[Items from an interface collection]
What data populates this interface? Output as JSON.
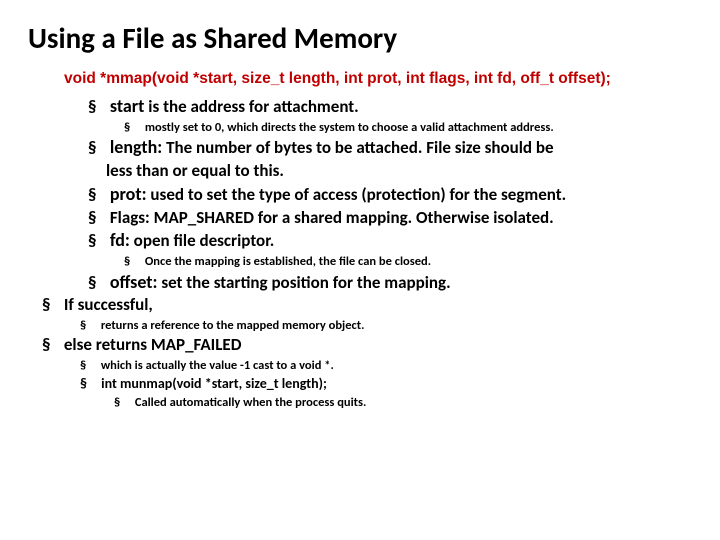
{
  "title": "Using a File as Shared Memory",
  "signature": "void *mmap(void *start, size_t length, int prot, int flags, int fd, off_t offset);",
  "params": {
    "start": {
      "kw": "start",
      "desc": " is the address for attachment.",
      "sub": "mostly set to 0, which directs the system to choose a valid attachment address."
    },
    "length": {
      "kw": "length:",
      "desc_line1": " The number of bytes to be attached. File size should be",
      "desc_line2": "less than or equal to this."
    },
    "prot": {
      "kw": "prot:",
      "desc": " used to set the type of access (protection) for the segment."
    },
    "flags": {
      "kw": "Flags:",
      "desc": " MAP_SHARED for a shared mapping. Otherwise isolated."
    },
    "fd": {
      "kw": "fd:",
      "desc": " open file descriptor.",
      "sub": "Once the mapping is established, the file can be closed."
    },
    "offset": {
      "kw": "offset:",
      "desc": " set the starting position for the mapping."
    }
  },
  "ret": {
    "ok": "If successful,",
    "ok_sub": "returns a reference to the mapped memory object.",
    "fail": "else returns MAP_FAILED",
    "fail_sub": "which is actually the value -1 cast to a void *.",
    "munmap": "int munmap(void *start, size_t length);",
    "munmap_sub": "Called automatically when the process quits."
  }
}
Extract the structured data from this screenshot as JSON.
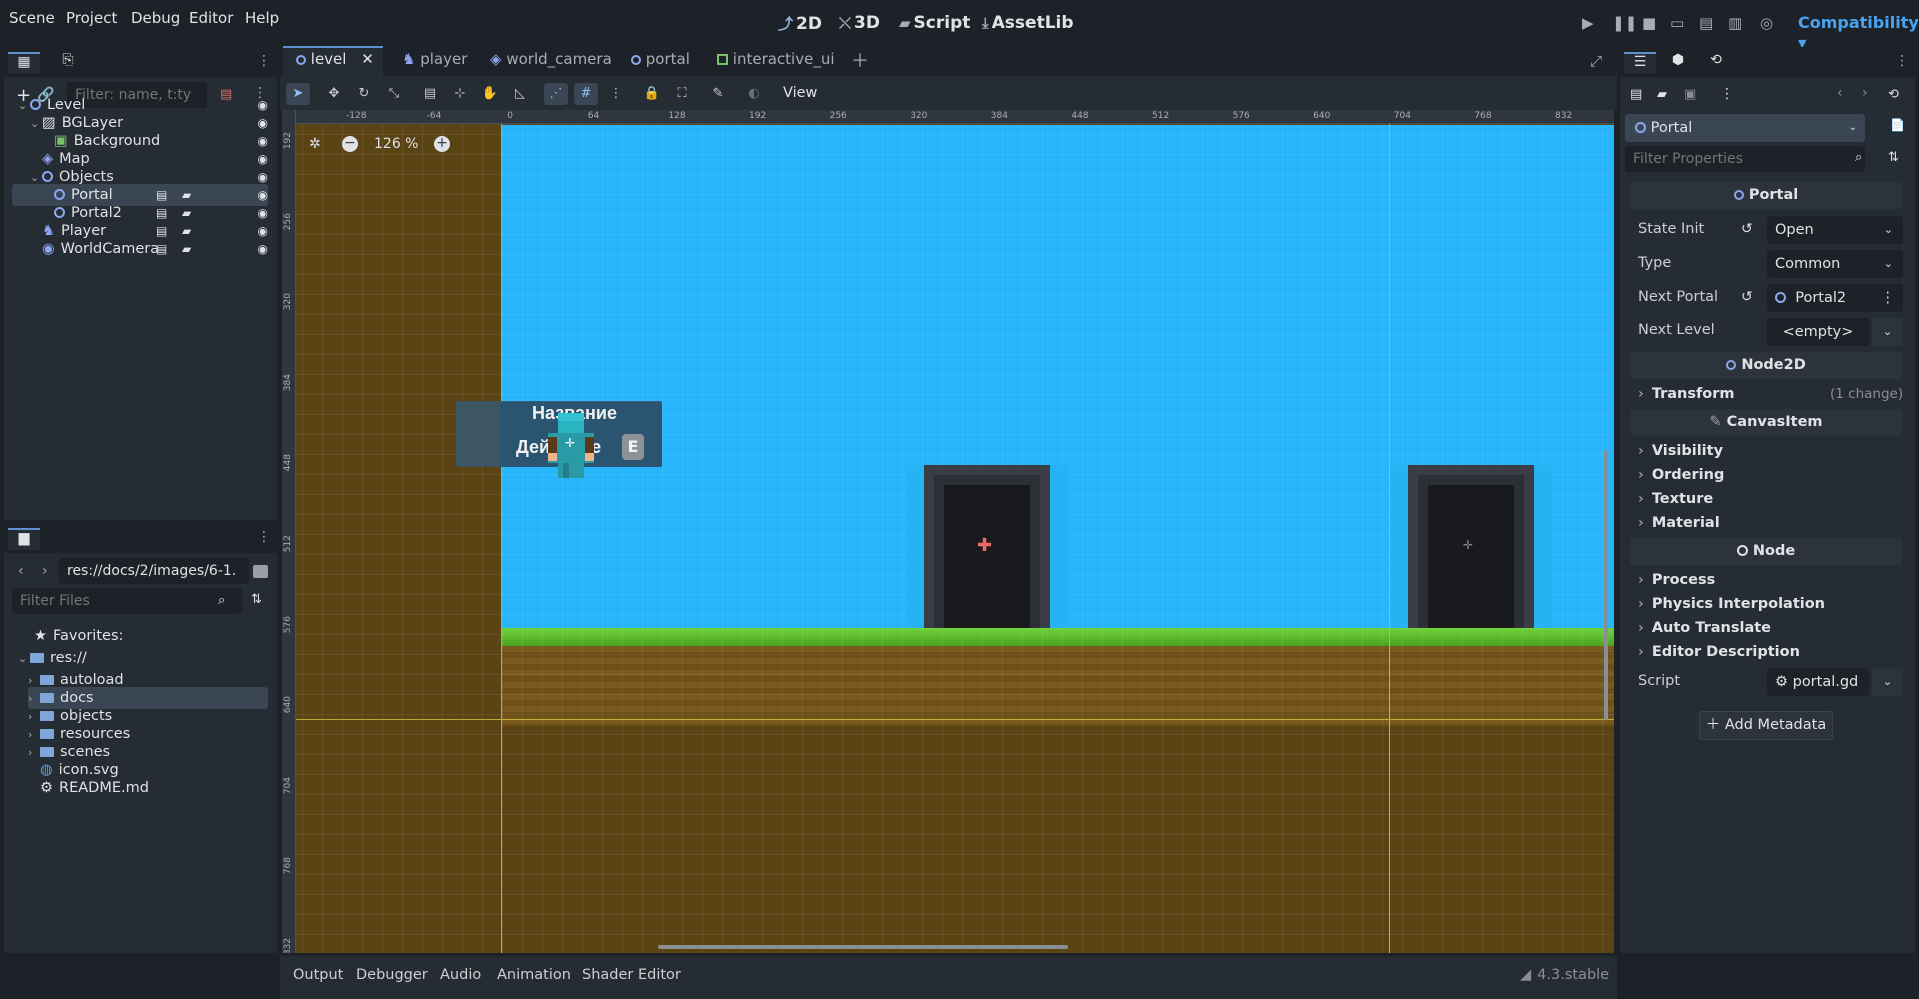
{
  "menu": [
    "Scene",
    "Project",
    "Debug",
    "Editor",
    "Help"
  ],
  "modes": {
    "m2d": "2D",
    "m3d": "3D",
    "script": "Script",
    "assetlib": "AssetLib"
  },
  "renderer": "Compatibility",
  "scene_dock": {
    "filter_placeholder": "Filter: name, t:ty",
    "nodes": [
      {
        "label": "Level",
        "depth": 0,
        "expanded": true
      },
      {
        "label": "BGLayer",
        "depth": 1,
        "expanded": true
      },
      {
        "label": "Background",
        "depth": 2
      },
      {
        "label": "Map",
        "depth": 1
      },
      {
        "label": "Objects",
        "depth": 1,
        "expanded": true
      },
      {
        "label": "Portal",
        "depth": 2,
        "selected": true
      },
      {
        "label": "Portal2",
        "depth": 2
      },
      {
        "label": "Player",
        "depth": 1
      },
      {
        "label": "WorldCamera",
        "depth": 1
      }
    ]
  },
  "filesystem": {
    "path": "res://docs/2/images/6-1.",
    "filter_placeholder": "Filter Files",
    "favorites": "Favorites:",
    "root": "res://",
    "items": [
      "autoload",
      "docs",
      "objects",
      "resources",
      "scenes",
      "icon.svg",
      "README.md"
    ]
  },
  "scene_tabs": [
    "level",
    "player",
    "world_camera",
    "portal",
    "interactive_ui"
  ],
  "toolbar": {
    "view": "View"
  },
  "viewport": {
    "zoom": "126 %",
    "ruler_top": [
      "-128",
      "-64",
      "0",
      "64",
      "128",
      "192",
      "256",
      "320",
      "384",
      "448",
      "512",
      "576",
      "640",
      "704",
      "768",
      "832"
    ],
    "ruler_left": [
      "192",
      "256",
      "320",
      "384",
      "448",
      "512",
      "576",
      "640",
      "704",
      "768",
      "832"
    ],
    "ui_title": "Название",
    "ui_action": "Действие",
    "ui_key": "E"
  },
  "bottom_panel": {
    "tabs": [
      "Output",
      "Debugger",
      "Audio",
      "Animation",
      "Shader Editor"
    ],
    "version": "4.3.stable"
  },
  "inspector": {
    "node_name": "Portal",
    "filter_placeholder": "Filter Properties",
    "class_header": "Portal",
    "props": {
      "state_init": {
        "label": "State Init",
        "value": "Open"
      },
      "type": {
        "label": "Type",
        "value": "Common"
      },
      "next_portal": {
        "label": "Next Portal",
        "value": "Portal2"
      },
      "next_level": {
        "label": "Next Level",
        "value": "<empty>"
      }
    },
    "node2d": "Node2D",
    "transform": "Transform",
    "transform_note": "(1 change)",
    "canvasitem": "CanvasItem",
    "canvas_groups": [
      "Visibility",
      "Ordering",
      "Texture",
      "Material"
    ],
    "node": "Node",
    "node_groups": [
      "Process",
      "Physics Interpolation",
      "Auto Translate",
      "Editor Description"
    ],
    "script": {
      "label": "Script",
      "value": "portal.gd"
    },
    "add_metadata": "Add Metadata"
  }
}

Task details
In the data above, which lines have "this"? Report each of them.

Result
What data populates this interface? Output as JSON.
      "desc_line2": "less than or equal to this."
Extract the structured data from this screenshot as JSON.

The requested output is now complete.